Please copy every line from the following entries in which the word "Guardar" appears.

── AVAILABLE RECORDS

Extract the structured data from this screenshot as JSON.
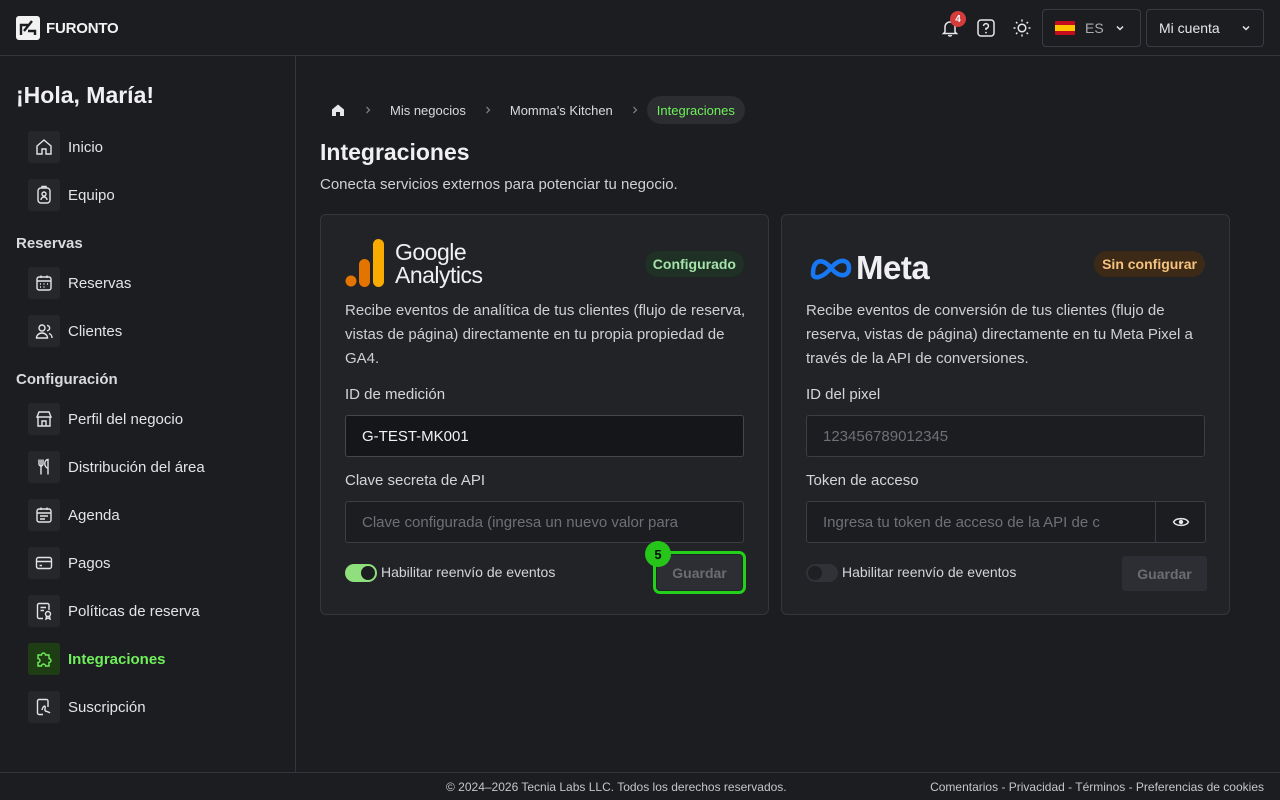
{
  "header": {
    "brand": "FURONTO",
    "notifications_count": "4",
    "language": "ES",
    "account_label": "Mi cuenta"
  },
  "sidebar": {
    "greeting": "¡Hola, María!",
    "items": [
      {
        "label": "Inicio",
        "icon": "home-icon"
      },
      {
        "label": "Equipo",
        "icon": "id-badge-icon"
      },
      {
        "label": "Reservas",
        "icon": "calendar-icon"
      },
      {
        "label": "Clientes",
        "icon": "users-icon"
      },
      {
        "label": "Perfil del negocio",
        "icon": "store-icon"
      },
      {
        "label": "Distribución del área",
        "icon": "utensils-icon"
      },
      {
        "label": "Agenda",
        "icon": "schedule-icon"
      },
      {
        "label": "Pagos",
        "icon": "card-icon"
      },
      {
        "label": "Políticas de reserva",
        "icon": "policy-icon"
      },
      {
        "label": "Integraciones",
        "icon": "puzzle-icon",
        "active": true
      },
      {
        "label": "Suscripción",
        "icon": "subscription-icon"
      }
    ],
    "sections": [
      "Reservas",
      "Configuración"
    ]
  },
  "breadcrumb": {
    "items": [
      "Mis negocios",
      "Momma's Kitchen",
      "Integraciones"
    ]
  },
  "page": {
    "title": "Integraciones",
    "subtitle": "Conecta servicios externos para potenciar tu negocio."
  },
  "google": {
    "logo_line1": "Google",
    "logo_line2": "Analytics",
    "status": "Configurado",
    "description": "Recibe eventos de analítica de tus clientes (flujo de reserva, vistas de página) directamente en tu propia propiedad de GA4.",
    "id_label": "ID de medición",
    "id_value": "G-TEST-MK001",
    "secret_label": "Clave secreta de API",
    "secret_placeholder": "Clave configurada (ingresa un nuevo valor para",
    "toggle_label": "Habilitar reenvío de eventos",
    "toggle_on": true,
    "save_label": "Guardar",
    "step_marker": "5"
  },
  "meta": {
    "logo_text": "Meta",
    "status": "Sin configurar",
    "description": "Recibe eventos de conversión de tus clientes (flujo de reserva, vistas de página) directamente en tu Meta Pixel a través de la API de conversiones.",
    "pixel_label": "ID del pixel",
    "pixel_placeholder": "123456789012345",
    "token_label": "Token de acceso",
    "token_placeholder": "Ingresa tu token de acceso de la API de c",
    "toggle_label": "Habilitar reenvío de eventos",
    "toggle_on": false,
    "save_label": "Guardar"
  },
  "footer": {
    "copyright": "© 2024–2026 Tecnia Labs LLC. Todos los derechos reservados.",
    "links": "Comentarios - Privacidad - Términos - Preferencias de cookies"
  },
  "colors": {
    "accent": "#6ff05a",
    "background": "#1c1d20",
    "status_ok": "#a4e3a9",
    "status_warn": "#f6c27e"
  }
}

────

* ANSWER BOX *
    "save_label": "Guardar",
    "save_label": "Guardar"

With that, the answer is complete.